The new Grow a Row program here can't solve similar challenges in the Yampa Valley — the growing season is short. Local gardeners can't produce enough fresh vegetables and fruits on a year-round basis to truly alter the diets of our working poor. But gardeners willing to grow an extra row of salad lettuce for LIFT-UP, or bring in a bucket of root vegetables, will be overcoming the high costs of fresh foods while reinforcing their benefits to people who might otherwise feel compelled to make less healthy choices.
Local gardeners who want to up their game in order to produce food for LIFT-UP can easily access the Master Gardeners fostered by CSU Extension in Routt County for advice.
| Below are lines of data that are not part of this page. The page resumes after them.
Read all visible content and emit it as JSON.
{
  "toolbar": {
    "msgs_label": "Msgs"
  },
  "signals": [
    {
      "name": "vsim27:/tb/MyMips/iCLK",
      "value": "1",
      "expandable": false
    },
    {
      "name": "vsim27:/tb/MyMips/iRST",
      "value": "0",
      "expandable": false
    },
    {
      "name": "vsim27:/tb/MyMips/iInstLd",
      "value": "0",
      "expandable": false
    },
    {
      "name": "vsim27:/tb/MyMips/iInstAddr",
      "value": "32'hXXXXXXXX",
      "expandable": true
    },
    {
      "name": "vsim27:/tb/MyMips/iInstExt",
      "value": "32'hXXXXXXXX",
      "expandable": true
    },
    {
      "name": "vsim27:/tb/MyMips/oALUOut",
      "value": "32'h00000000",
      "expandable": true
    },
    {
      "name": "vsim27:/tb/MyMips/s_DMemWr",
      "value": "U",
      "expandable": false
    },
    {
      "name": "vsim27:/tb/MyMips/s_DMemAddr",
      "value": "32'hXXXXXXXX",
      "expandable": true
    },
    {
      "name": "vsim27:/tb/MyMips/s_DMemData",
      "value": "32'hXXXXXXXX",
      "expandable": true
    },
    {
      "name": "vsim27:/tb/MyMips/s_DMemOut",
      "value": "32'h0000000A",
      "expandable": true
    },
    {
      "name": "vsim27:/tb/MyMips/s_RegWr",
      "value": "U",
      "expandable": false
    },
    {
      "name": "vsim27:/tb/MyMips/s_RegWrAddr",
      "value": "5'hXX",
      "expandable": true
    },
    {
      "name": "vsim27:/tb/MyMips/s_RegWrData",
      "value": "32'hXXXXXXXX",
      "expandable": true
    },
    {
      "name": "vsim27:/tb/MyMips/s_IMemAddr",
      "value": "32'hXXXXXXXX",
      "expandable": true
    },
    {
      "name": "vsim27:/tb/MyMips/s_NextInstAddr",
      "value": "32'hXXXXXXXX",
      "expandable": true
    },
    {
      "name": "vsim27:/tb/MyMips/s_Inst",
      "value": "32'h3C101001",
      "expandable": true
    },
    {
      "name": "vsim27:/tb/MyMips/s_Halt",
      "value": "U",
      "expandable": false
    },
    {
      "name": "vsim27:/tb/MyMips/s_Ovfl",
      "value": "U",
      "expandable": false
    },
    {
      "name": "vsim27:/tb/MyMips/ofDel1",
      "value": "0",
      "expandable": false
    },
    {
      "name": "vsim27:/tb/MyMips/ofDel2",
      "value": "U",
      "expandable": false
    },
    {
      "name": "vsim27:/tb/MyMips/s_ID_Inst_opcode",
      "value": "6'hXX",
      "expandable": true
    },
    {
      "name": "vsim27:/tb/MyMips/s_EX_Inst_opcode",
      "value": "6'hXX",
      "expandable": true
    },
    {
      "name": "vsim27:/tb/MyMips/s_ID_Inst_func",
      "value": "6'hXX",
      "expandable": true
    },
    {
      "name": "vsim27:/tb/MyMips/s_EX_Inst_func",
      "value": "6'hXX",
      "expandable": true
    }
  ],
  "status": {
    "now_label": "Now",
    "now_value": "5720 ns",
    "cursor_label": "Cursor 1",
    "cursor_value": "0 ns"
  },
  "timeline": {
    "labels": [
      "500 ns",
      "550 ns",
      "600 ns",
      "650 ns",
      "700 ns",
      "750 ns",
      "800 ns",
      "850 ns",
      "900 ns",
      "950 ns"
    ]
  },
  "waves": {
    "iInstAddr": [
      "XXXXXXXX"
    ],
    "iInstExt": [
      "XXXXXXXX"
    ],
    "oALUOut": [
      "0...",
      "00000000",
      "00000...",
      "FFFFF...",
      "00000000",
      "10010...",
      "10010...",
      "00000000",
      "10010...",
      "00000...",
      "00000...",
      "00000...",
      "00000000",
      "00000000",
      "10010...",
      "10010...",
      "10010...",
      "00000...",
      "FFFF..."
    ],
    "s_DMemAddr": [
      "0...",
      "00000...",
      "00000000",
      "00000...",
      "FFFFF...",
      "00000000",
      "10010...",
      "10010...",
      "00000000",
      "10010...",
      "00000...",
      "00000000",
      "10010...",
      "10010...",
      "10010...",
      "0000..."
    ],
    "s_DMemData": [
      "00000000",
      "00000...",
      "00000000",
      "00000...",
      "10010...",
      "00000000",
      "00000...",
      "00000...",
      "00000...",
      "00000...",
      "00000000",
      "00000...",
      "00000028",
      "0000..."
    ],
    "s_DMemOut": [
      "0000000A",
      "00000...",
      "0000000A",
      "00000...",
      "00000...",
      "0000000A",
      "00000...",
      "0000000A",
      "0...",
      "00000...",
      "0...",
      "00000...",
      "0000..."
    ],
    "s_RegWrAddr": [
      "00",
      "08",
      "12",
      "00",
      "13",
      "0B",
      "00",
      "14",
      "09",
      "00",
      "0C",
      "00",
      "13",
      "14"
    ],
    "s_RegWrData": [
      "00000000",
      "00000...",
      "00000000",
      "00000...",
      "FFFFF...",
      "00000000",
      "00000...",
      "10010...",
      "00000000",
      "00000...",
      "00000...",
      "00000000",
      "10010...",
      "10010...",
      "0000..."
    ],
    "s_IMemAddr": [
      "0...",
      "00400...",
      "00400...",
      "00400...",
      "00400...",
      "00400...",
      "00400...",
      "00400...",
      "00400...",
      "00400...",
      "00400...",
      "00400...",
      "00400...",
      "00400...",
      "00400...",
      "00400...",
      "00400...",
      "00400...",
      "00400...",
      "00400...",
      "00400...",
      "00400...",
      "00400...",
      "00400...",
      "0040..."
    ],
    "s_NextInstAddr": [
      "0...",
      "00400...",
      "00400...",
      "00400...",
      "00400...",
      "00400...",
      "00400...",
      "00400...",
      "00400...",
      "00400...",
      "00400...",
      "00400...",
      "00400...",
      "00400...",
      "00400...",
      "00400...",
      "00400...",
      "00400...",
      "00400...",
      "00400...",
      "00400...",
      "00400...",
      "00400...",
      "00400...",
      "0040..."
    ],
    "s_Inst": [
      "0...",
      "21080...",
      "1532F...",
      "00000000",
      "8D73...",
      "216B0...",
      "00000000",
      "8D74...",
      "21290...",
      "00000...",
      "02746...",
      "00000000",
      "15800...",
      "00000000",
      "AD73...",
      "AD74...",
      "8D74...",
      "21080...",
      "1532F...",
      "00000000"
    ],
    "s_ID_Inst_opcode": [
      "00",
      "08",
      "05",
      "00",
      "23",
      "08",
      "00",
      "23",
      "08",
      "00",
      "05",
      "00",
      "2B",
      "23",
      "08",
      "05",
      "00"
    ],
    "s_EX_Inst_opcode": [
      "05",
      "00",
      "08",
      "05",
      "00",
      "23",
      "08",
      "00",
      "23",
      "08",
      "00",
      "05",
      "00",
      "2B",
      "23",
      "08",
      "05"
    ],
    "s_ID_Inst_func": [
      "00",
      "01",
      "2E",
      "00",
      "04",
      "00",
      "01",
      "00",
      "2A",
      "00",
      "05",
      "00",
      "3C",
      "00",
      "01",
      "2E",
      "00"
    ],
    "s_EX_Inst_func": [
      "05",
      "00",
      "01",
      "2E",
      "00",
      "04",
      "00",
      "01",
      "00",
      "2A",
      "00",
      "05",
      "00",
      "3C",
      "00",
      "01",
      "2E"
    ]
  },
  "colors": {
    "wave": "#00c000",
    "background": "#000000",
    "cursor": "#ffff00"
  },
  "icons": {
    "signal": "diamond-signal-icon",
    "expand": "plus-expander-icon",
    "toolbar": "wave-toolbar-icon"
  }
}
They will be found at the Saturday morning Farmers Markets beginning June 14 and continuing through Sept. 13. At least one master gardener will staff a booth at the market on Seventh Street and will welcome questions.
And LIFT-UP is in talks with another nonprofit in the region, LiveWell Northwest Colorado, about establishing a container garden where LIFT-UP clients who choose to, could get their hands in the soil and raise a crop of their own.
We can easily imagine that some LIFT-UP clients — single parents with two jobs, for example — already have their plates full (in the metaphorical sense). But for people who have the time, we think the healthy benefits of growing food locally would quickly expand to include improved self-esteem, a sense of ownership, and of accomplishment.
Not to mention the satisfaction community food growers will realize from sharing their crop. We applaud these healthy initiatives on the part of the local food community.